Western Cape premier Alan Winde says that the national government’s move to end the curfew should go a step further and put an end to the national state of disaster altogether.
Winde said that the end of the curfew was a critical move to help ensure that businesses – particularly the tourism industry – could continue and the country moved toward being completely open and back to normal.
However, he said president Cyril Ramaphosa needs to go a step further and end the national state of disaster entirely.
“Throughout this pandemic, we have based our position on data, and it is clear from our fourth wave health platform data that we have the capacity to manage the Covid-19 pandemic without this very extreme measure,” he said.
“Overall, according to our data, the risk of (hospital) admission is 30% lower in the fourth wave when compared to the third wave, and the risk of admission for severe disease is 60% less during the fourth wave than during the third wave. Our data is also showing that vaccines are highly effective in preventing death.”
A key marker remains oxygen usage, Winde said, adding that the increase in oxygen consumption in the province remains below 50%. All available data pointed to the pandemic being manageable without extreme measures.
In lieu of the national state of disaster, the Western Cape Government proposes a five-point plan, that would normalise the Covid-19 response in South Africa:
- End the National State of Disaster to grow the economy and create jobs.
- Enable Provincial and Local Government responses through an established traffic-light warning system, based on pre-determined measures of the health platform capacity. This will enable provincial, differentiated approaches in the future based on a provincial government’s capacity to respond to increased pressures.
- Maintain healthcare capacity by increasing budget allocations to Provincial Governments. This will enable maintenance of standby field hospital capacity, healthcare worker capacity and oxygen capacity should it be required in the future.
- Empower people by continuing with behaviour change campaigns that provide knowledge on non-pharmaceutical safety practices.
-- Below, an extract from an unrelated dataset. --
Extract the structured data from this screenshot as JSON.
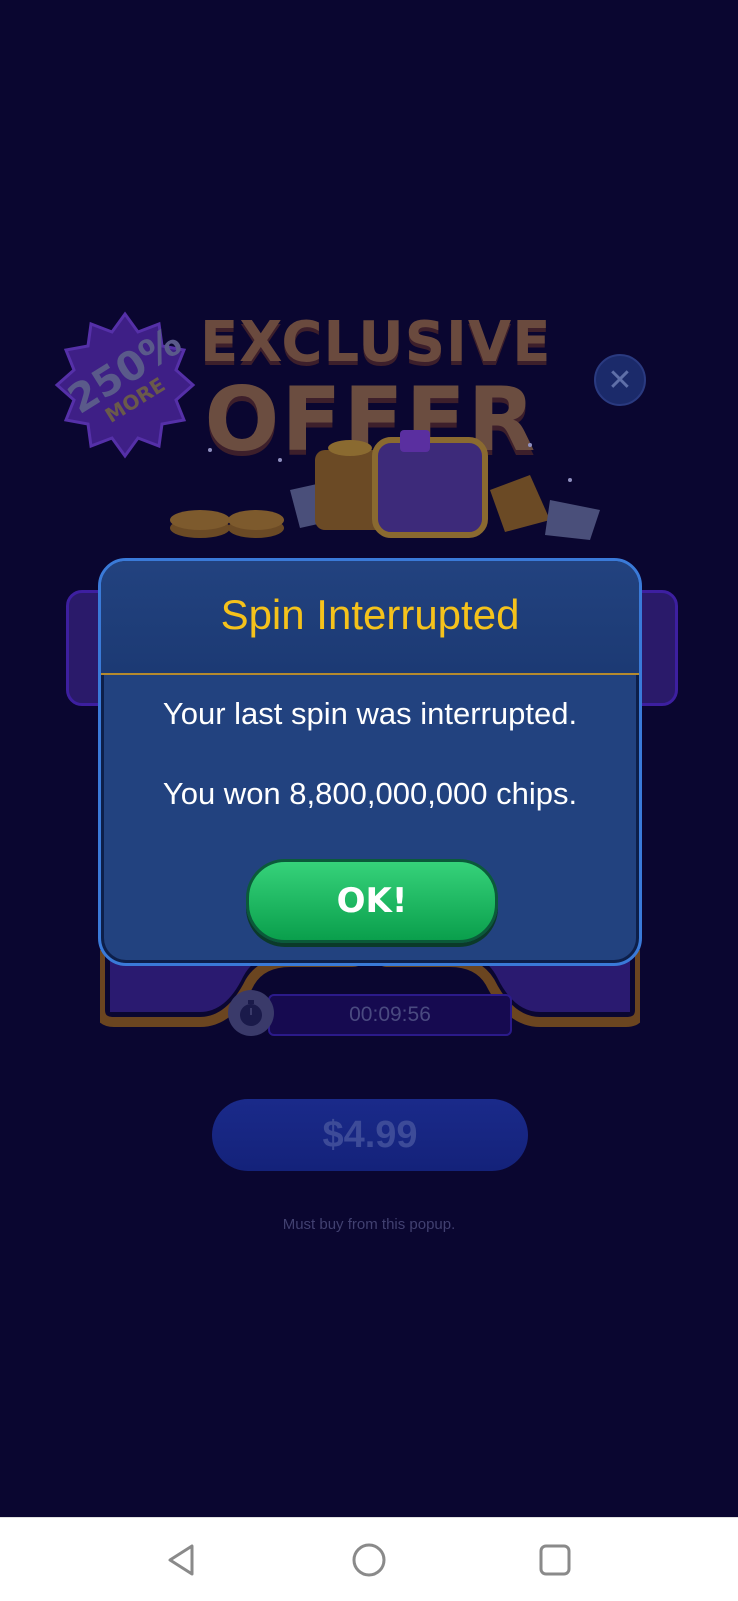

Residents must be given the agency to protect themselves and others.
- Increase vaccinations through more pop-up and satellite vaccination sites, which work better by improving convenience and access.
“The reality is that we have to learn to live with the virus, without imposing measures that will exacerbate the second pandemic of unemployment and hunger, which also costs lives,” Winde said.
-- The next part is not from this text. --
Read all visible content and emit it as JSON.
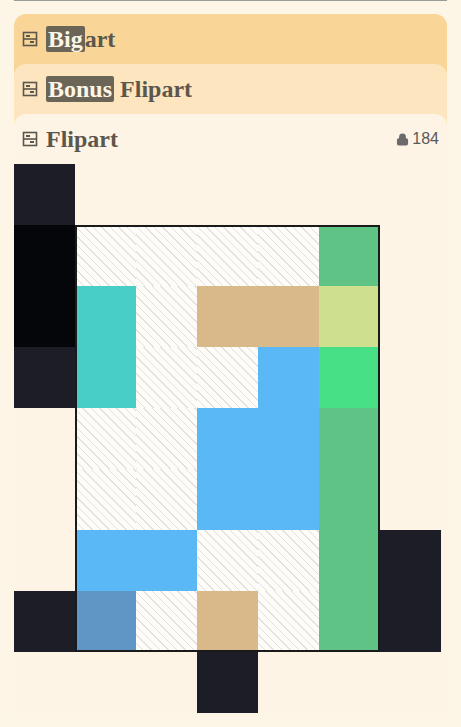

“While the removal of the curfew is very welcomed news, it means an even greater responsibility on residents to ensure that we protect those at risk.”